Search the records below for the word "Seller". Pull out each line that has it.

**Records contained in a dataset**
┌──

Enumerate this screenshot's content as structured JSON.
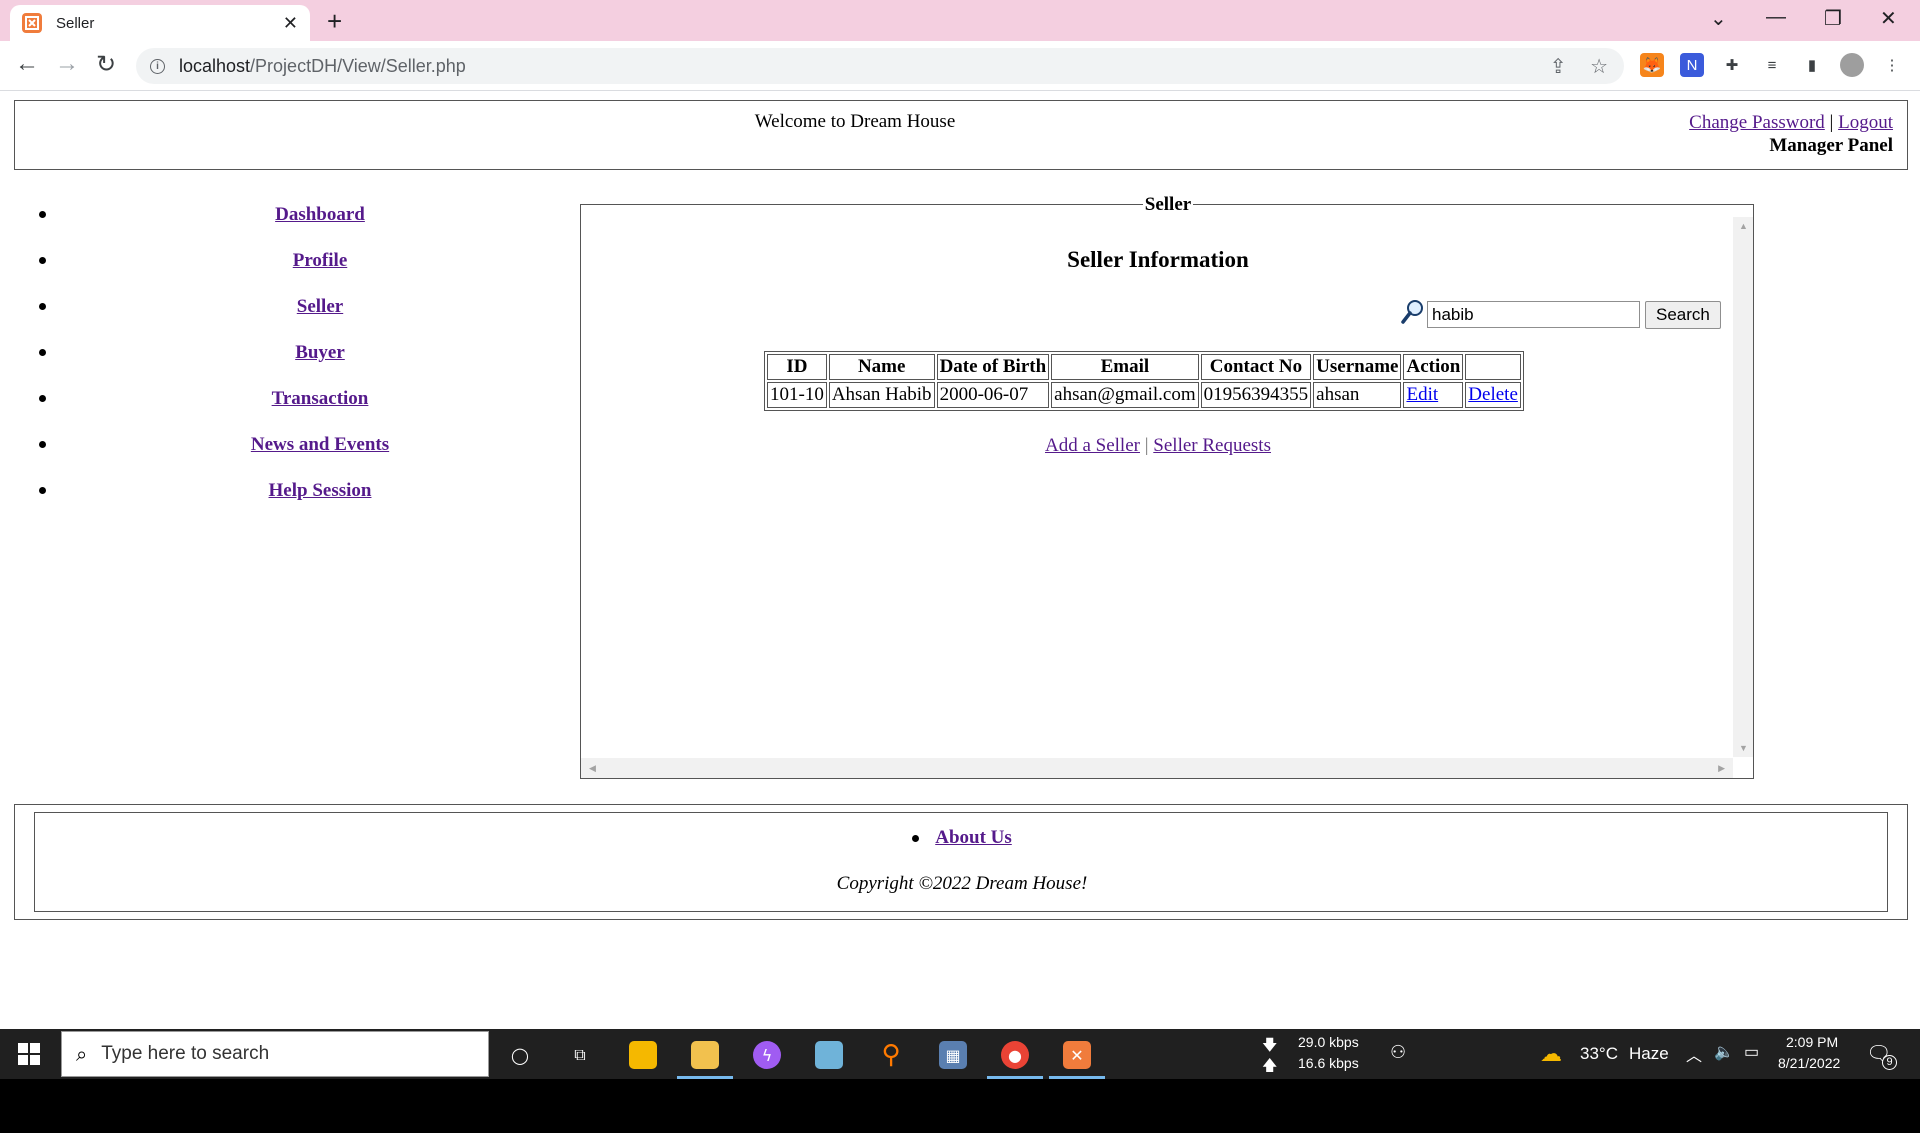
{
  "browser": {
    "tab_title": "Seller",
    "url_host": "localhost",
    "url_path": "/ProjectDH/View/Seller.php"
  },
  "header": {
    "welcome": "Welcome to Dream House",
    "change_password": "Change Password",
    "separator": "|",
    "logout": "Logout",
    "panel_label": "Manager Panel"
  },
  "sidebar": {
    "items": [
      {
        "label": "Dashboard"
      },
      {
        "label": "Profile"
      },
      {
        "label": "Seller"
      },
      {
        "label": "Buyer"
      },
      {
        "label": "Transaction"
      },
      {
        "label": "News and Events"
      },
      {
        "label": "Help Session"
      }
    ]
  },
  "main": {
    "legend": "Seller",
    "title": "Seller Information",
    "search": {
      "value": "habib",
      "button": "Search"
    },
    "table": {
      "headers": [
        "ID",
        "Name",
        "Date of Birth",
        "Email",
        "Contact No",
        "Username",
        "Action"
      ],
      "rows": [
        {
          "id": "101-10",
          "name": "Ahsan Habib",
          "dob": "2000-06-07",
          "email": "ahsan@gmail.com",
          "contact": "01956394355",
          "username": "ahsan",
          "edit": "Edit",
          "delete": "Delete"
        }
      ]
    },
    "add_seller": "Add a Seller",
    "separator": "|",
    "seller_requests": "Seller Requests"
  },
  "footer": {
    "about": "About Us",
    "copyright": "Copyright ©2022 Dream House!"
  },
  "taskbar": {
    "search_placeholder": "Type here to search",
    "download_speed": "29.0 kbps",
    "upload_speed": "16.6 kbps",
    "weather_temp": "33°C",
    "weather_desc": "Haze",
    "time": "2:09 PM",
    "date": "8/21/2022",
    "notification_count": "9"
  }
}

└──

**Response to the exercise**
    "tab_title": "Seller",
    "url_path": "/ProjectDH/View/Seller.php"
        "label": "Seller"
    "legend": "Seller",
    "title": "Seller Information",
    "add_seller": "Add a Seller",
    "seller_requests": "Seller Requests"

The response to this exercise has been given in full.